Why investing in “good” goes a long way
One of the most intriguing developments of the last 20 years is the rise of the “social enterprise” – a hybrid between a traditional private company and a charitable organisation that pursues a social objective through a business model.
One example is Tjacket, a Singapore-based company whose corporate partners include National University of Singapore, DBS, SE Hub and SE Association for Bridging Social Businesses. It provides wearable technology that simulates hugging to help calm adults and children with anxiety and related conditions so that they can function more effectively and independently.
Tjacket is among hundreds of social enterprises sprouting up in this region. Like their purely commercial cousins, social enterprises need access to finance and business advice along all stages of their growth towards sustained profitability. These usually come from angel investors.
Angels are typically high-net worth individuals with business acumen, often successful entrepreneurs or senior corporate executives. Perhaps more important than the equity they inject into a business is the practical advice they give an entrepreneur together with introductions to potential customers, suppliers and other funders.

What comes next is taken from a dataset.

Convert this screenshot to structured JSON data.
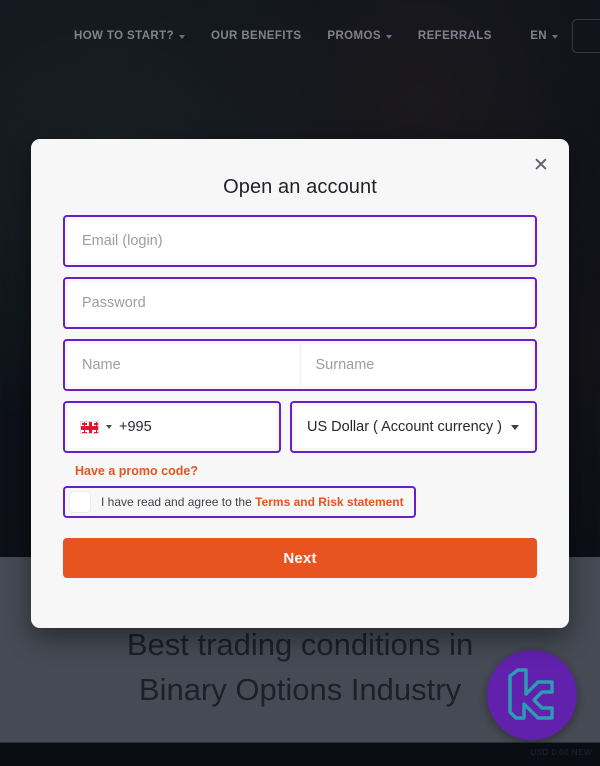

Estimating the size of the angel investment market is notoriously difficult because many investments are undisclosed, individual deals. The US dominates the angel market – the University of New Hampshire estimates its size as US$24.1 billion in 2014 – with some 250,000 angels investing in 50,000 ventures.